▸ **WHAT NEEDS TO BE DONE**:
Whenever a line of the entries below holds the string "emoji", copy that line and return it.

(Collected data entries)
------------------------------------------------

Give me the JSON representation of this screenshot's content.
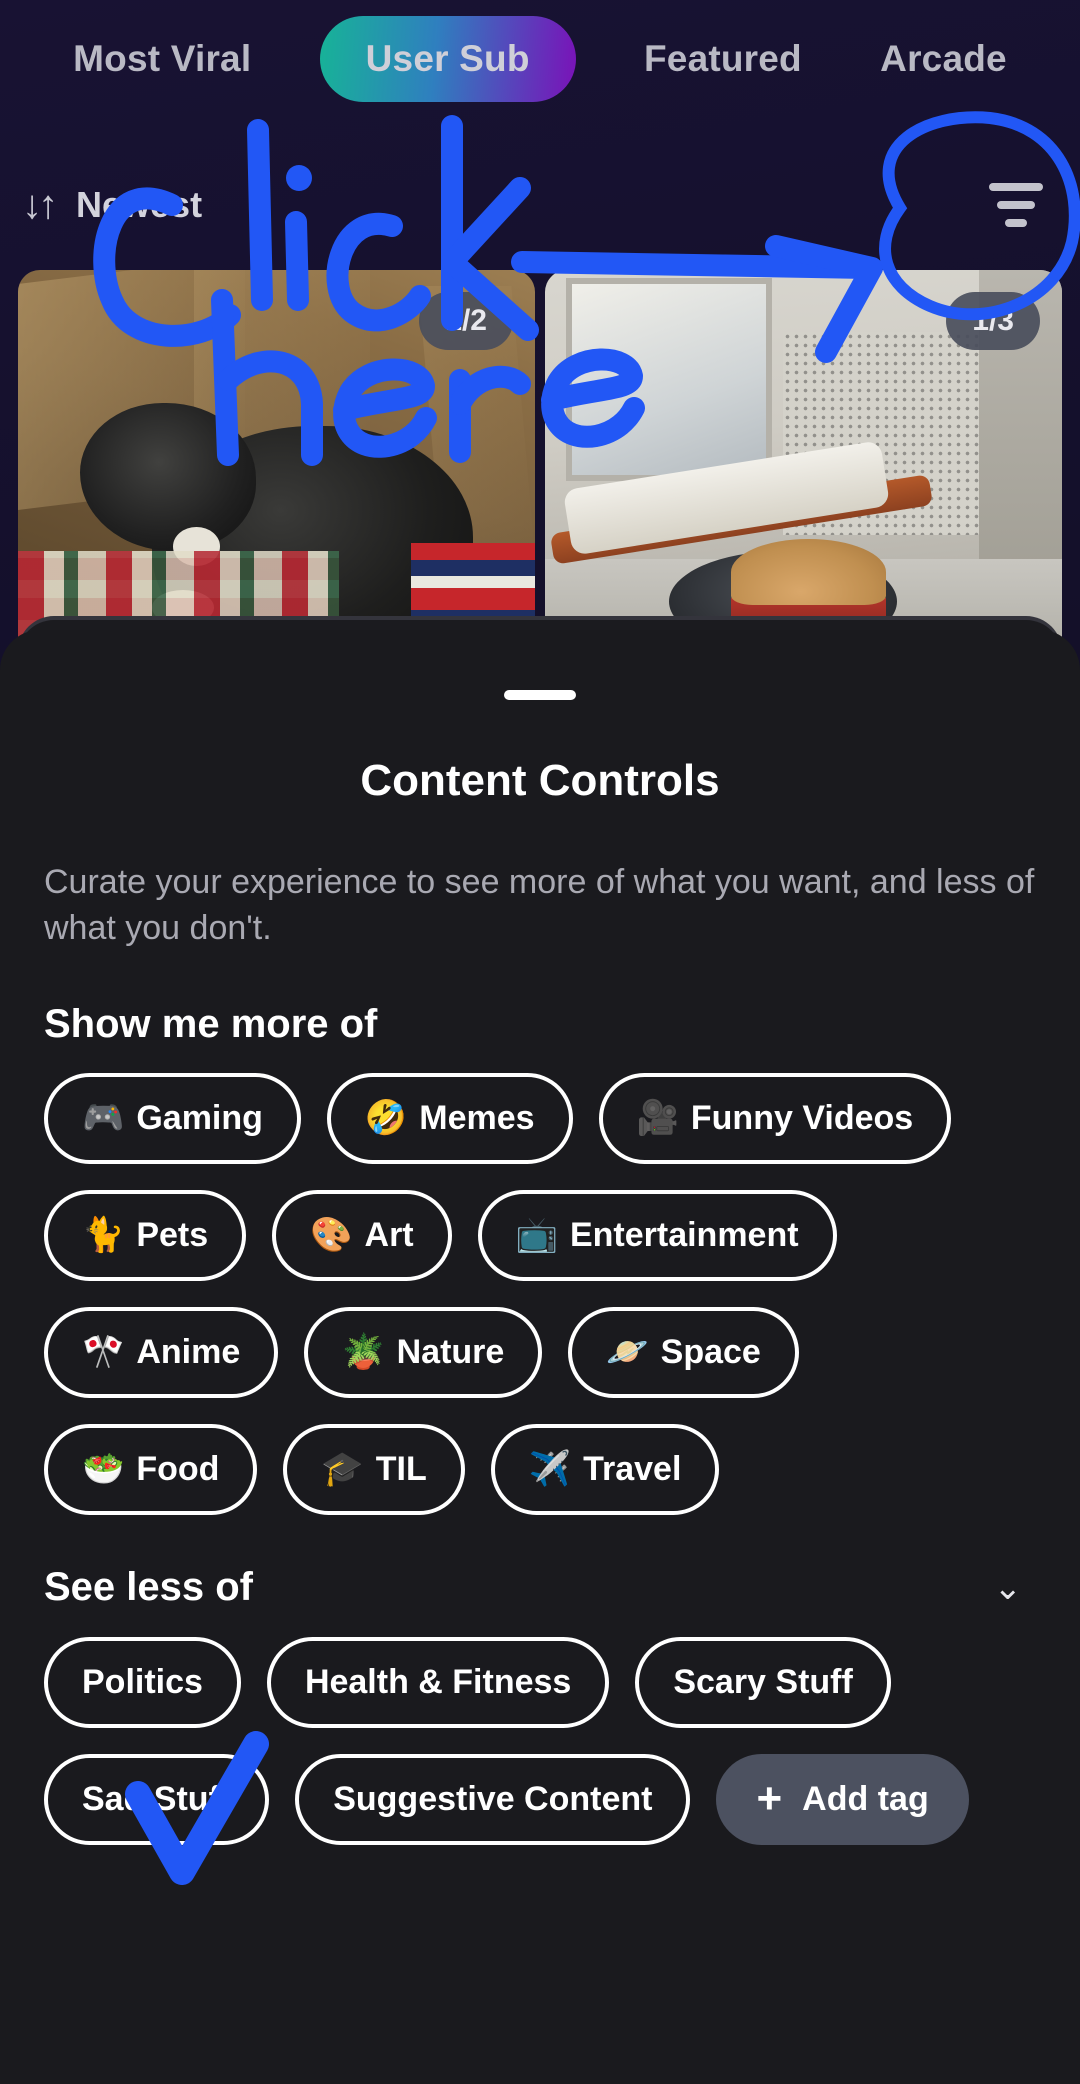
{
  "tabs": [
    {
      "label": "Most Viral",
      "active": false
    },
    {
      "label": "User Sub",
      "active": true
    },
    {
      "label": "Featured",
      "active": false
    },
    {
      "label": "Arcade",
      "active": false
    }
  ],
  "sort": {
    "icon": "sort-arrows-icon",
    "label": "Newest"
  },
  "filter": {
    "icon": "filter-lines-icon"
  },
  "gallery": [
    {
      "name": "cat-post-thumbnail",
      "badge": "1/2"
    },
    {
      "name": "kitchen-burger-post-thumbnail",
      "badge": "1/3"
    }
  ],
  "sheet": {
    "title": "Content Controls",
    "description": "Curate your experience to see more of what you want, and less of what you don't."
  },
  "show_more": {
    "title": "Show me more of",
    "chips": [
      {
        "emoji": "🎮",
        "label": "Gaming"
      },
      {
        "emoji": "🤣",
        "label": "Memes"
      },
      {
        "emoji": "🎥",
        "label": "Funny Videos"
      },
      {
        "emoji": "🐈",
        "label": "Pets"
      },
      {
        "emoji": "🎨",
        "label": "Art"
      },
      {
        "emoji": "📺",
        "label": "Entertainment"
      },
      {
        "emoji": "🎌",
        "label": "Anime"
      },
      {
        "emoji": "🪴",
        "label": "Nature"
      },
      {
        "emoji": "🪐",
        "label": "Space"
      },
      {
        "emoji": "🥗",
        "label": "Food"
      },
      {
        "emoji": "🎓",
        "label": "TIL"
      },
      {
        "emoji": "✈️",
        "label": "Travel"
      }
    ]
  },
  "see_less": {
    "title": "See less of",
    "collapse_icon": "chevron-down-icon",
    "chips": [
      {
        "label": "Politics"
      },
      {
        "label": "Health & Fitness"
      },
      {
        "label": "Scary Stuff"
      },
      {
        "label": "Sad Stuff"
      },
      {
        "label": "Suggestive Content"
      }
    ],
    "add_tag": {
      "label": "Add tag",
      "icon": "plus-icon"
    }
  },
  "annotations": {
    "click_here_text": "Click here",
    "ink_color": "#2257f5"
  }
}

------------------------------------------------

▸ **COMPLETED EXERCISE**:
        "emoji": "🎮",
        "emoji": "🤣",
        "emoji": "🎥",
        "emoji": "🐈",
        "emoji": "🎨",
        "emoji": "📺",
        "emoji": "🎌",
        "emoji": "🪴",
        "emoji": "🪐",
        "emoji": "🥗",
        "emoji": "🎓",
        "emoji": "✈️",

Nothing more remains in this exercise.